Our Innovative Approach
Our long-term follow-up care
Our Leukemia Program is committed to recognizing and reducing chemotherapy side effects and other late effects of treatment in long-term survivors. The leukemia treatment options we offer include innovative approaches that are specifically designed to reduce these late effects:
Patients treated with our Acute Lymphoblastic Leukemia (ALL) protocols are followed closely after the end of therapy, and assessed for any neuropsychologic effects (such as learning disabilities), cardiac dysfunction, growth disturbances and ophthalmologic abnormalities (such as cataracts). Assessments are conducted by highly skilled, experienced physicians and other clinicians with specific expertise in these areas.
Long-term survivors of ALL who have received cranial radiation can receive assistance from the School Liaison Program if they are having problems at school. This program consists of a multidisciplinary team who facilitate assessments and testing of children experiencing academic difficulties, designing individualized education plans for pediatric cancer survivors.
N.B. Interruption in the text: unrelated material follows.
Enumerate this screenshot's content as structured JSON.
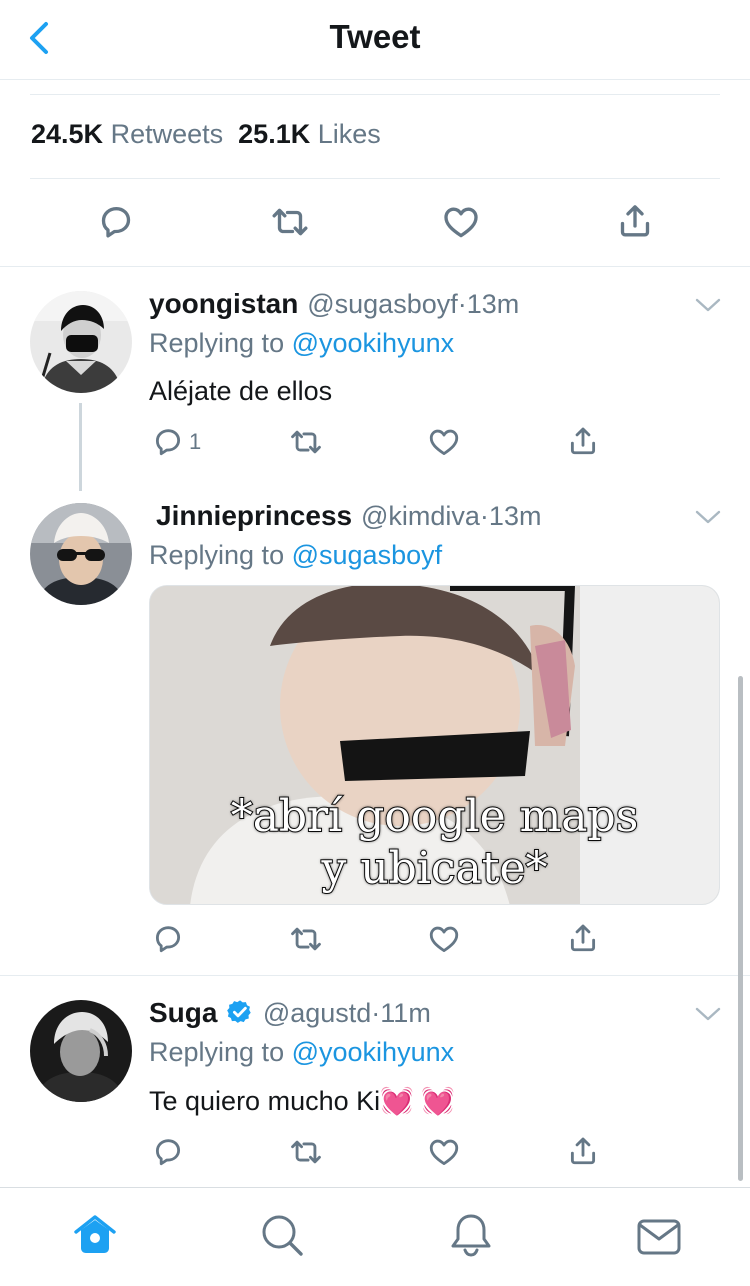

- We also have an established long-term follow-up program, the Perini Quality of Life Clinic. This program addresses the medical, psychosocial, and financial consequences of cancer survivorship.
The Dana-Farber Cancer Institute Acute Lymphoblastic Leukemia (ALL) Consortium, headed by physicians at Dana-Farber Cancer Institute and Children’s Hospital Boston, is an international leader in ALL treatment and research. The consortium's achievements include:
- improving cure rates
- reducing chemotherapy-associated side effects during treatment
- identifying and reducing the risk of late effects from treatment, including learning disabilities, heart dysfunction and bone problems in survivors of childhood ALL
- developing new laboratory tests to identify patients who may require stronger or different treatments to prevent relapse
- characterizing chromosomal and molecular abnormalities in order to identify subsets of ALL that may be better treated with new or different therapies
- assessing and trying to improve patients' quality-of-life during and after therapy
We have also developed investigational therapies for refractory or relapsed disease, including: